Exercise requirements: Exact reproduction of all the entries is required, without any of their pictures.

(Data about app and page elements)
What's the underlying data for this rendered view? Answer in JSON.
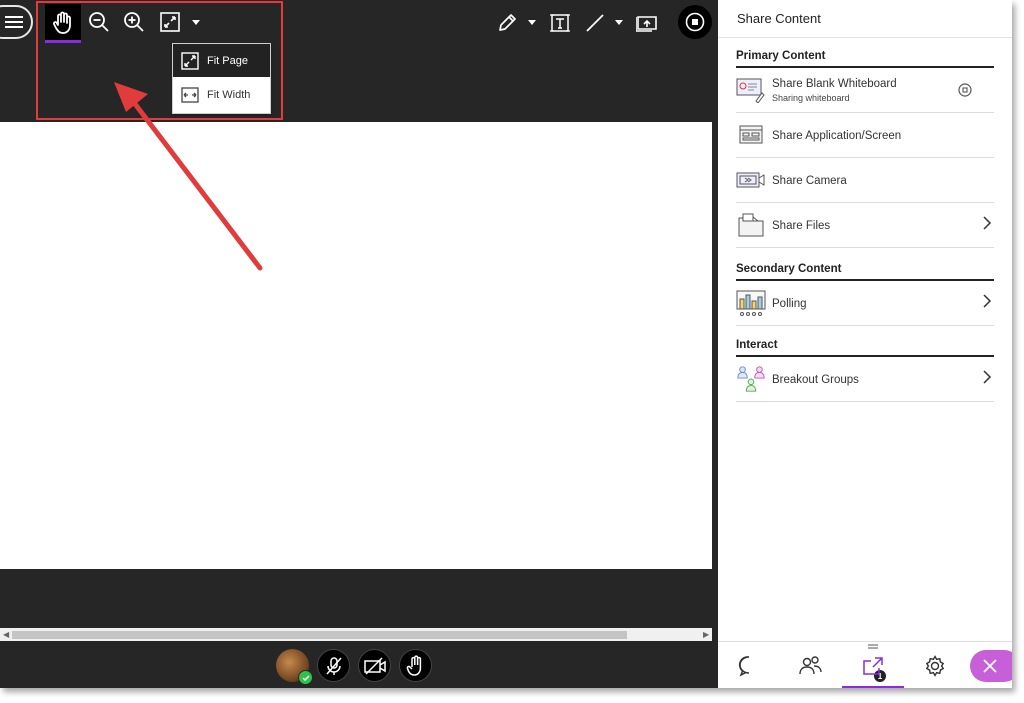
{
  "toolbar": {
    "zoom_dropdown": {
      "items": [
        {
          "label": "Fit Page",
          "icon": "fit-page-icon",
          "selected": true
        },
        {
          "label": "Fit Width",
          "icon": "fit-width-icon",
          "selected": false
        }
      ]
    },
    "tools": [
      "menu-icon",
      "hand-icon",
      "zoom-out-icon",
      "zoom-in-icon",
      "fit-page-icon",
      "caret-down-icon",
      "pencil-icon",
      "text-icon",
      "line-icon",
      "image-stamp-icon",
      "stop-sharing-icon"
    ]
  },
  "panel": {
    "title": "Share Content",
    "sections": [
      {
        "heading": "Primary Content",
        "items": [
          {
            "label": "Share Blank Whiteboard",
            "sublabel": "Sharing whiteboard",
            "icon": "whiteboard-icon",
            "trailing": "stop-circle-icon"
          },
          {
            "label": "Share Application/Screen",
            "icon": "screen-share-icon",
            "trailing": ""
          },
          {
            "label": "Share Camera",
            "icon": "camera-share-icon",
            "trailing": ""
          },
          {
            "label": "Share Files",
            "icon": "folder-icon",
            "trailing": "chevron-right-icon"
          }
        ]
      },
      {
        "heading": "Secondary Content",
        "items": [
          {
            "label": "Polling",
            "icon": "polling-icon",
            "trailing": "chevron-right-icon"
          }
        ]
      },
      {
        "heading": "Interact",
        "items": [
          {
            "label": "Breakout Groups",
            "icon": "breakout-groups-icon",
            "trailing": "chevron-right-icon"
          }
        ]
      }
    ]
  },
  "tabbar": {
    "tabs": [
      "chat-icon",
      "attendees-icon",
      "share-content-icon",
      "settings-icon",
      "close-icon"
    ],
    "attendees_badge": "1",
    "active_tab": "share-content-icon"
  },
  "media_controls": [
    "avatar",
    "microphone-muted-icon",
    "camera-off-icon",
    "raise-hand-icon"
  ],
  "colors": {
    "accent": "#8a2be2",
    "annotation": "#e23b3b",
    "close_fab": "#c760d8",
    "dark_bg": "#262626"
  }
}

Your solution:
What's the underlying data for this rendered view? Answer in JSON.
{
  "toolbar": {
    "zoom_dropdown": {
      "items": [
        {
          "label": "Fit Page",
          "icon": "fit-page-icon",
          "selected": true
        },
        {
          "label": "Fit Width",
          "icon": "fit-width-icon",
          "selected": false
        }
      ]
    },
    "tools": [
      "menu-icon",
      "hand-icon",
      "zoom-out-icon",
      "zoom-in-icon",
      "fit-page-icon",
      "caret-down-icon",
      "pencil-icon",
      "text-icon",
      "line-icon",
      "image-stamp-icon",
      "stop-sharing-icon"
    ]
  },
  "panel": {
    "title": "Share Content",
    "sections": [
      {
        "heading": "Primary Content",
        "items": [
          {
            "label": "Share Blank Whiteboard",
            "sublabel": "Sharing whiteboard",
            "icon": "whiteboard-icon",
            "trailing": "stop-circle-icon"
          },
          {
            "label": "Share Application/Screen",
            "icon": "screen-share-icon",
            "trailing": ""
          },
          {
            "label": "Share Camera",
            "icon": "camera-share-icon",
            "trailing": ""
          },
          {
            "label": "Share Files",
            "icon": "folder-icon",
            "trailing": "chevron-right-icon"
          }
        ]
      },
      {
        "heading": "Secondary Content",
        "items": [
          {
            "label": "Polling",
            "icon": "polling-icon",
            "trailing": "chevron-right-icon"
          }
        ]
      },
      {
        "heading": "Interact",
        "items": [
          {
            "label": "Breakout Groups",
            "icon": "breakout-groups-icon",
            "trailing": "chevron-right-icon"
          }
        ]
      }
    ]
  },
  "tabbar": {
    "tabs": [
      "chat-icon",
      "attendees-icon",
      "share-content-icon",
      "settings-icon",
      "close-icon"
    ],
    "attendees_badge": "1",
    "active_tab": "share-content-icon"
  },
  "media_controls": [
    "avatar",
    "microphone-muted-icon",
    "camera-off-icon",
    "raise-hand-icon"
  ],
  "colors": {
    "accent": "#8a2be2",
    "annotation": "#e23b3b",
    "close_fab": "#c760d8",
    "dark_bg": "#262626"
  }
}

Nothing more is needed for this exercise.